07 November 2005

blogs and news

I noticed recently that the "news search" mechanism on Yahoo news now includes blogs among the news sources that it searches, recognizing thereby something of the complex relationship between blogs and more mainstream journalism.

This relationship is complex not only because various journalists have taken up blogging (Andrew Sullivan perhaps being the most well-known example), but also by the practice of serious news magazines to maintain blogs (for instance, The New Republic's blog, "The Plank"). Add to that the growing incidence of bloggers "scooping" news stories. In the words of one journalist:
Weblogs scoop you at every turn, breaking "your" stories before you have a chance to rush your article to press. And even if you do manage to break a story, weblogs take it over, dissecting every point you made and pushing your logic to every inevitable conclusion. Forget that follow-up you had planned - 'blogs have already anticipated and published every point you might have made.
One thinks here, naturally, of the significant role that blogging played in the last presidential election.

The relationship between blogging and journalism has been a matter of much discussion in the past few years, including a conference earlier this year on "Blogging, Journalism and Credibility: Battleground and Common Ground" sponsored by Harvard University's Berkman Center for Internet and Society and the Shorenstein Center on the Press, Politics and Public Policy. The conference itself was limited in the number of attendees, but was both blogged and encouraged participation via IRC and webcast.

This summer, as part of the Business Ethics course I taught, one student made a presentation on the law and blogging and the still open question of whether the courts will extend various kinds of journalistic protections and privileges to bloggers. An online resource she highlighted was the Electronic Frontier Foundation's legal guide for bloggers, which explores some of the issues that affect bloggers when they act in a journalistic capacity.

Whatever the case, the conversation about the role blogging in relation to journalism is bound to continue and evolve. And the relation of journalism to blogging is just one area of discussion since blogging, in its very nature, cuts across a wide range of communication-forms: conversation, scholarship, ethics, literature, graphic design, peer review, personal reflection, virtual community, and so on.

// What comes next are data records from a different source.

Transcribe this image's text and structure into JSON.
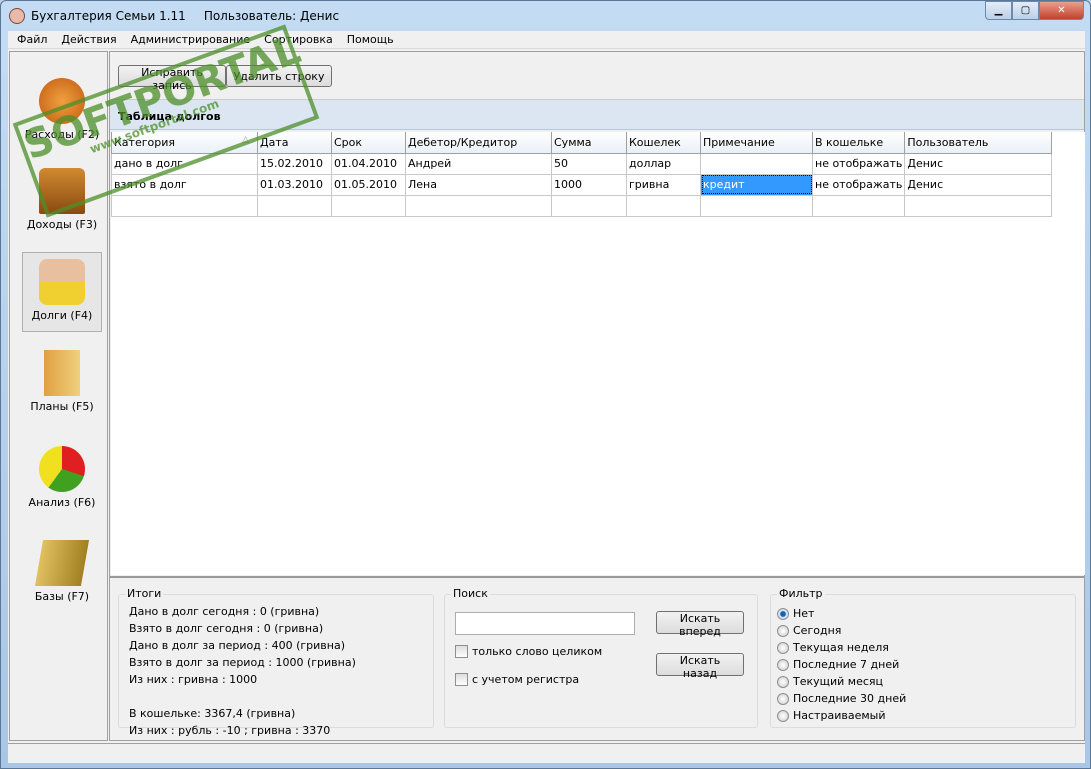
{
  "window": {
    "title": "Бухгалтерия Семьи 1.11",
    "user": "Пользователь: Денис",
    "buttons": {
      "minimize": "▁",
      "maximize": "▢",
      "close": "✕"
    }
  },
  "menu": [
    "Файл",
    "Действия",
    "Администрирование",
    "Сортировка",
    "Помощь"
  ],
  "sidebar": [
    {
      "label": "Расходы (F2)",
      "icon": "money-bag-icon"
    },
    {
      "label": "Доходы (F3)",
      "icon": "treasure-chest-icon"
    },
    {
      "label": "Долги (F4)",
      "icon": "handshake-coins-icon",
      "selected": true
    },
    {
      "label": "Планы (F5)",
      "icon": "folder-icon"
    },
    {
      "label": "Анализ (F6)",
      "icon": "pie-chart-icon"
    },
    {
      "label": "Базы (F7)",
      "icon": "books-icon"
    }
  ],
  "toolbar": {
    "edit": "Исправить запись",
    "delete": "Удалить строку"
  },
  "section_title": "Таблица долгов",
  "table": {
    "columns": [
      "Категория",
      "Дата",
      "Срок",
      "Дебетор/Кредитор",
      "Сумма",
      "Кошелек",
      "Примечание",
      "В кошельке",
      "Пользователь"
    ],
    "sort_indicator": "△",
    "rows": [
      [
        "дано в долг",
        "15.02.2010",
        "01.04.2010",
        "Андрей",
        "50",
        "доллар",
        "",
        "не отображать",
        "Денис"
      ],
      [
        "взято в долг",
        "01.03.2010",
        "01.05.2010",
        "Лена",
        "1000",
        "гривна",
        "кредит",
        "не отображать",
        "Денис"
      ]
    ]
  },
  "totals": {
    "title": "Итоги",
    "lines": [
      "Дано в долг сегодня : 0 (гривна)",
      "Взято в долг сегодня : 0 (гривна)",
      "Дано в долг за период : 400 (гривна)",
      "Взято в долг за период : 1000 (гривна)",
      "Из них : гривна : 1000",
      "",
      "В кошельке: 3367,4 (гривна)",
      "Из них : рубль : -10 ; гривна : 3370"
    ]
  },
  "search": {
    "title": "Поиск",
    "value": "",
    "forward": "Искать вперед",
    "back": "Искать назад",
    "whole_word": "только слово целиком",
    "match_case": "с учетом регистра"
  },
  "filter": {
    "title": "Фильтр",
    "options": [
      "Нет",
      "Сегодня",
      "Текущая неделя",
      "Последние 7 дней",
      "Текущий месяц",
      "Последние 30 дней",
      "Настраиваемый"
    ],
    "selected": "Нет"
  },
  "watermark": {
    "text": "SOFTPORTAL",
    "url": "www.softportal.com"
  }
}
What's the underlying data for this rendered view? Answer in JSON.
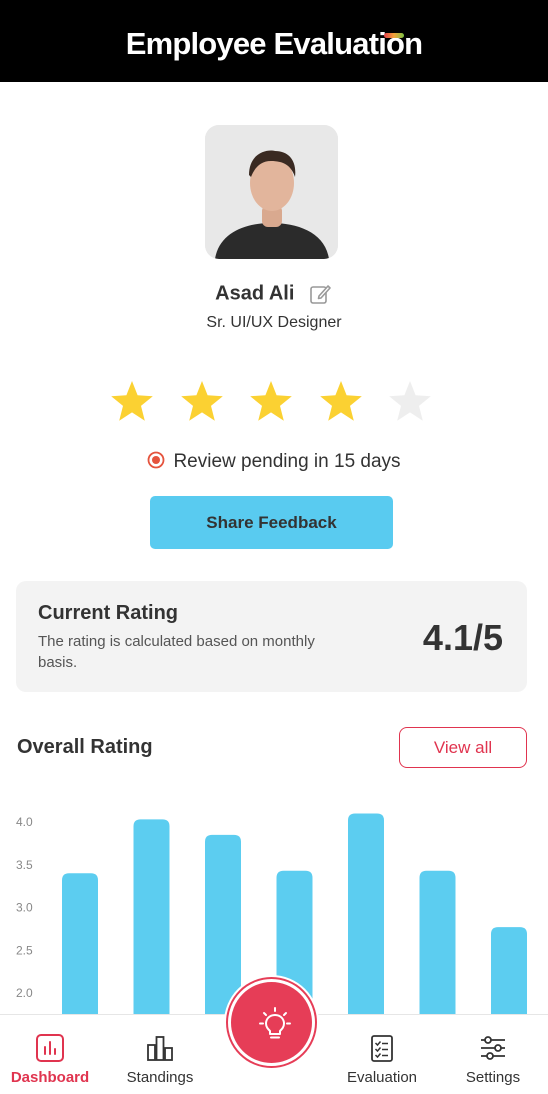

And, as with the invention of the codex, printing press, radio, and the like, Christians have often been at the forefront these developments in communications, making use of technology for the dissemination of the Gospel, connecting dispersed Christians together over geographic distance, carrying on theological conversation, raising support for missionary endeavors, and so on. While new communication technologies are fraught with new possibilities for abuse and raise a variety of ethical questions requiring careful reflection, history suggests that Christians will nonetheless enter the arena rapidly and pervasively and effectively.

Update: Coincidentally, I got a flyer in the mail today for a conference on "Blogging and Online Journalism" sponsored by Ohio University's Institute for Applied and Professional Ethics